With the end of the Cold War and the death of Emperor Hirohito in 1989, long simmering debates reignited over the meaning of Japan's prewar empire in East Asia, Japanese wartime atrocities, and the reconfiguration of East Asia within the Cold War. In this course, students will investigate how events from over 60 years ago have continued to reproduce national identities and geopolitical relations in postwar East Asia. Through a variety of novels, films, and historical analyses, we will investigate the limits of, and tensions between, individual experience, memory, national history, and geopolitics. 3 hrs. sem.
HIST 0436 / JAPN 0436 - Readings in Japanese History
Readings in Japanese History: Modernism and Fascism between the World Wars
The 1920s in Japan is typically understood as a period of political and cultural experimentation, as witnessed by the rise of avant-garde cultural groups and radicalized social movements. In contrast, the 1930s is portrayed as Japan's "dark valley", in which this sense of experimentation was suppressed or co-opted by the state.
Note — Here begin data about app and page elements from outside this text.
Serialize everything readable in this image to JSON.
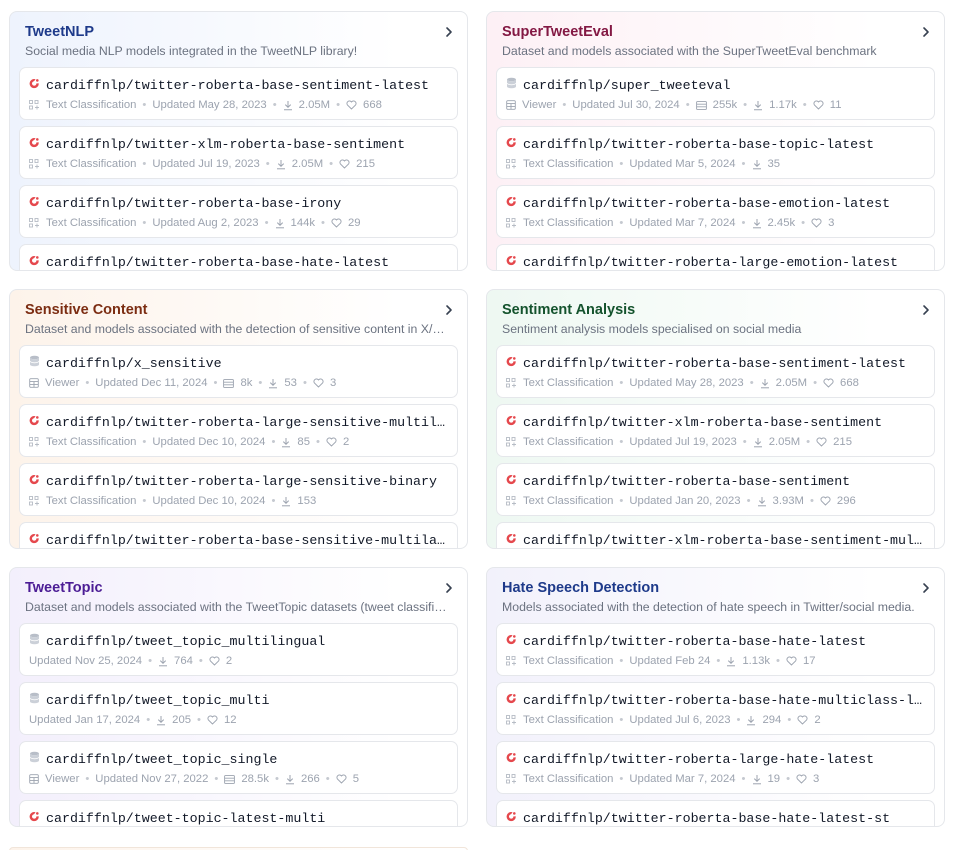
{
  "collections": [
    {
      "title": "TweetNLP",
      "title_color": "#1e3a8a",
      "theme": "c-blue",
      "description": "Social media NLP models integrated in the TweetNLP library!",
      "items": [
        {
          "kind": "model",
          "name": "cardiffnlp/twitter-roberta-base-sentiment-latest",
          "meta": [
            {
              "icon": "task-icon",
              "text": "Text Classification"
            },
            {
              "icon": "",
              "text": "Updated May 28, 2023"
            },
            {
              "icon": "download-icon",
              "text": "2.05M"
            },
            {
              "icon": "heart-icon",
              "text": "668"
            }
          ]
        },
        {
          "kind": "model",
          "name": "cardiffnlp/twitter-xlm-roberta-base-sentiment",
          "meta": [
            {
              "icon": "task-icon",
              "text": "Text Classification"
            },
            {
              "icon": "",
              "text": "Updated Jul 19, 2023"
            },
            {
              "icon": "download-icon",
              "text": "2.05M"
            },
            {
              "icon": "heart-icon",
              "text": "215"
            }
          ]
        },
        {
          "kind": "model",
          "name": "cardiffnlp/twitter-roberta-base-irony",
          "meta": [
            {
              "icon": "task-icon",
              "text": "Text Classification"
            },
            {
              "icon": "",
              "text": "Updated Aug 2, 2023"
            },
            {
              "icon": "download-icon",
              "text": "144k"
            },
            {
              "icon": "heart-icon",
              "text": "29"
            }
          ]
        },
        {
          "kind": "model",
          "name": "cardiffnlp/twitter-roberta-base-hate-latest",
          "meta": []
        }
      ]
    },
    {
      "title": "SuperTweetEval",
      "title_color": "#831843",
      "theme": "c-pink",
      "description": "Dataset and models associated with the SuperTweetEval benchmark",
      "items": [
        {
          "kind": "dataset",
          "name": "cardiffnlp/super_tweeteval",
          "meta": [
            {
              "icon": "viewer-icon",
              "text": "Viewer"
            },
            {
              "icon": "",
              "text": "Updated Jul 30, 2024"
            },
            {
              "icon": "rows-icon",
              "text": "255k"
            },
            {
              "icon": "download-icon",
              "text": "1.17k"
            },
            {
              "icon": "heart-icon",
              "text": "11"
            }
          ]
        },
        {
          "kind": "model",
          "name": "cardiffnlp/twitter-roberta-base-topic-latest",
          "meta": [
            {
              "icon": "task-icon",
              "text": "Text Classification"
            },
            {
              "icon": "",
              "text": "Updated Mar 5, 2024"
            },
            {
              "icon": "download-icon",
              "text": "35"
            }
          ]
        },
        {
          "kind": "model",
          "name": "cardiffnlp/twitter-roberta-base-emotion-latest",
          "meta": [
            {
              "icon": "task-icon",
              "text": "Text Classification"
            },
            {
              "icon": "",
              "text": "Updated Mar 7, 2024"
            },
            {
              "icon": "download-icon",
              "text": "2.45k"
            },
            {
              "icon": "heart-icon",
              "text": "3"
            }
          ]
        },
        {
          "kind": "model",
          "name": "cardiffnlp/twitter-roberta-large-emotion-latest",
          "meta": []
        }
      ]
    },
    {
      "title": "Sensitive Content",
      "title_color": "#7c2d12",
      "theme": "c-orange",
      "description": "Dataset and models associated with the detection of sensitive content in X/so…",
      "items": [
        {
          "kind": "dataset",
          "name": "cardiffnlp/x_sensitive",
          "meta": [
            {
              "icon": "viewer-icon",
              "text": "Viewer"
            },
            {
              "icon": "",
              "text": "Updated Dec 11, 2024"
            },
            {
              "icon": "rows-icon",
              "text": "8k"
            },
            {
              "icon": "download-icon",
              "text": "53"
            },
            {
              "icon": "heart-icon",
              "text": "3"
            }
          ]
        },
        {
          "kind": "model",
          "name": "cardiffnlp/twitter-roberta-large-sensitive-multilabel",
          "meta": [
            {
              "icon": "task-icon",
              "text": "Text Classification"
            },
            {
              "icon": "",
              "text": "Updated Dec 10, 2024"
            },
            {
              "icon": "download-icon",
              "text": "85"
            },
            {
              "icon": "heart-icon",
              "text": "2"
            }
          ]
        },
        {
          "kind": "model",
          "name": "cardiffnlp/twitter-roberta-large-sensitive-binary",
          "meta": [
            {
              "icon": "task-icon",
              "text": "Text Classification"
            },
            {
              "icon": "",
              "text": "Updated Dec 10, 2024"
            },
            {
              "icon": "download-icon",
              "text": "153"
            }
          ]
        },
        {
          "kind": "model",
          "name": "cardiffnlp/twitter-roberta-base-sensitive-multilabel",
          "meta": []
        }
      ]
    },
    {
      "title": "Sentiment Analysis",
      "title_color": "#14532d",
      "theme": "c-green",
      "description": "Sentiment analysis models specialised on social media",
      "items": [
        {
          "kind": "model",
          "name": "cardiffnlp/twitter-roberta-base-sentiment-latest",
          "meta": [
            {
              "icon": "task-icon",
              "text": "Text Classification"
            },
            {
              "icon": "",
              "text": "Updated May 28, 2023"
            },
            {
              "icon": "download-icon",
              "text": "2.05M"
            },
            {
              "icon": "heart-icon",
              "text": "668"
            }
          ]
        },
        {
          "kind": "model",
          "name": "cardiffnlp/twitter-xlm-roberta-base-sentiment",
          "meta": [
            {
              "icon": "task-icon",
              "text": "Text Classification"
            },
            {
              "icon": "",
              "text": "Updated Jul 19, 2023"
            },
            {
              "icon": "download-icon",
              "text": "2.05M"
            },
            {
              "icon": "heart-icon",
              "text": "215"
            }
          ]
        },
        {
          "kind": "model",
          "name": "cardiffnlp/twitter-roberta-base-sentiment",
          "meta": [
            {
              "icon": "task-icon",
              "text": "Text Classification"
            },
            {
              "icon": "",
              "text": "Updated Jan 20, 2023"
            },
            {
              "icon": "download-icon",
              "text": "3.93M"
            },
            {
              "icon": "heart-icon",
              "text": "296"
            }
          ]
        },
        {
          "kind": "model",
          "name": "cardiffnlp/twitter-xlm-roberta-base-sentiment-multil…",
          "meta": []
        }
      ]
    },
    {
      "title": "TweetTopic",
      "title_color": "#4c1d95",
      "theme": "c-purple",
      "description": "Dataset and models associated with the TweetTopic datasets (tweet classifica…",
      "items": [
        {
          "kind": "dataset",
          "name": "cardiffnlp/tweet_topic_multilingual",
          "meta": [
            {
              "icon": "",
              "text": "Updated Nov 25, 2024"
            },
            {
              "icon": "download-icon",
              "text": "764"
            },
            {
              "icon": "heart-icon",
              "text": "2"
            }
          ]
        },
        {
          "kind": "dataset",
          "name": "cardiffnlp/tweet_topic_multi",
          "meta": [
            {
              "icon": "",
              "text": "Updated Jan 17, 2024"
            },
            {
              "icon": "download-icon",
              "text": "205"
            },
            {
              "icon": "heart-icon",
              "text": "12"
            }
          ]
        },
        {
          "kind": "dataset",
          "name": "cardiffnlp/tweet_topic_single",
          "meta": [
            {
              "icon": "viewer-icon",
              "text": "Viewer"
            },
            {
              "icon": "",
              "text": "Updated Nov 27, 2022"
            },
            {
              "icon": "rows-icon",
              "text": "28.5k"
            },
            {
              "icon": "download-icon",
              "text": "266"
            },
            {
              "icon": "heart-icon",
              "text": "5"
            }
          ]
        },
        {
          "kind": "model",
          "name": "cardiffnlp/tweet-topic-latest-multi",
          "meta": []
        }
      ]
    },
    {
      "title": "Hate Speech Detection",
      "title_color": "#1e3a8a",
      "theme": "c-lav",
      "description": "Models associated with the detection of hate speech in Twitter/social media.",
      "items": [
        {
          "kind": "model",
          "name": "cardiffnlp/twitter-roberta-base-hate-latest",
          "meta": [
            {
              "icon": "task-icon",
              "text": "Text Classification"
            },
            {
              "icon": "",
              "text": "Updated Feb 24"
            },
            {
              "icon": "download-icon",
              "text": "1.13k"
            },
            {
              "icon": "heart-icon",
              "text": "17"
            }
          ]
        },
        {
          "kind": "model",
          "name": "cardiffnlp/twitter-roberta-base-hate-multiclass-late…",
          "meta": [
            {
              "icon": "task-icon",
              "text": "Text Classification"
            },
            {
              "icon": "",
              "text": "Updated Jul 6, 2023"
            },
            {
              "icon": "download-icon",
              "text": "294"
            },
            {
              "icon": "heart-icon",
              "text": "2"
            }
          ]
        },
        {
          "kind": "model",
          "name": "cardiffnlp/twitter-roberta-large-hate-latest",
          "meta": [
            {
              "icon": "task-icon",
              "text": "Text Classification"
            },
            {
              "icon": "",
              "text": "Updated Mar 7, 2024"
            },
            {
              "icon": "download-icon",
              "text": "19"
            },
            {
              "icon": "heart-icon",
              "text": "3"
            }
          ]
        },
        {
          "kind": "model",
          "name": "cardiffnlp/twitter-roberta-base-hate-latest-st",
          "meta": []
        }
      ]
    }
  ],
  "colors": {
    "model_icon": "#e5484d",
    "dataset_icon": "#b8bec8",
    "meta_text": "#9ca3af"
  }
}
In this course, we will revisit these tumultuous decades by engaging with a range of historical assessments, novels, and critical essays. We will begin by examining theories of modernism and fascism, and then explore the changing socio-cultural milieu in interwar Japan, including mass-culture, modernization, romanticism, imperialism, and utopianism. (formerly HIST 0418)
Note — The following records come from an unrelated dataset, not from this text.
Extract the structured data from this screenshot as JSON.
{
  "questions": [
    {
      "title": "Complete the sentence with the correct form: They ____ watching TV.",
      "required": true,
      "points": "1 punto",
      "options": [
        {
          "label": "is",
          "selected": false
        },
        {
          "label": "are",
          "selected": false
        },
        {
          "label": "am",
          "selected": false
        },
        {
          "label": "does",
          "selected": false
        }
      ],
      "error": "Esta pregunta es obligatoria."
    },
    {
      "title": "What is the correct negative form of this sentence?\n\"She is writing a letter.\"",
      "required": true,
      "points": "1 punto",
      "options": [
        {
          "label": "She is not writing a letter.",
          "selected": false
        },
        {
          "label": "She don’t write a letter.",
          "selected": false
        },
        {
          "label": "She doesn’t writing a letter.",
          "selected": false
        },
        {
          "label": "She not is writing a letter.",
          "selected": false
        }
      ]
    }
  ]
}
Spring 2012, Fall 2013
HIST 0500 - Special Research Projects ▲ ▹
Special research projects during the junior year may be used to fulfill the research seminar requirements in some cases. Approval of department chair and project advisor is required.
Fall 2013, Spring 2014, Fall 2014, Spring 2015
HIST 0600 - History Research Seminar ▲
History Research Seminar
All history majors who have not taken a writing and research seminar are required to take HIST 0600 in their junior fall or, if abroad at that time, their senior fall semester. In this course, students will conceive, research, and write a work of history based on primary source material to the degree possible. After reading and discussion on historical methods and research strategies, students will pursue a paper topic as approved by the course professors. HIST 0600 is also open to International Studies and Environmental Studies majors with a disciplinary focus in history. 3 hr. sem
HIST 0700 - Senior Independent Study ▲ ▹
The History Senior Thesis is required of all majors. It is written over two terms, with the final grade applying to both terms. The project is generally begun in the fall and completed during winter or spring. Approval is required to begin the thesis in winter or spring, and such students must still attend the Thesis Writer's Workshops that take place in fall and winter.
Fall 2011, Fall 2012, Spring 2013, Fall 2013, Winter 2014, Spring 2014, Fall 2014, Spring 2015
HIST 1022 / JAPN 1022 - Tokyo History & Utopia
Tokyo: Between History and Utopia
In this course we will explore the history of Tokyo – from backwater village in the 16th century to the cosmopolitan metropolis of the 20th century – and trace how Tokyo has captured the imagination as a space of possibility, play, consumption, and, for many, decadence. Through a range of sources, including film, novels, ethnographies, and historical essays, we will use Tokyo as a lens through which to explore broader questions related to capitalist modernity, the formation of the modern nation-state, cultural identity, the politics of gender, and mass-culture.
JAPN 0500 - Independent Project ▲ ▹
Qualified students may be permitted to undertake a special project in reading and research under the direction of a member of the department. Students should seek an advisor and submit a proposal to the department well in advance of registration for the term in which the work is to be undertaken.
Spring 2014, Fall 2014, Spring 2015
JAPN 0700 - Honors Thesis ▲ ▹
Students write a thesis in English with a synopsis in Japanese on literature, film, or culture. The topic for the thesis is chosen in consultation with the instructor. (JAPN 0475)
Winter 2013, Spring 2013, Spring 2014, Fall 2014, Spring 2015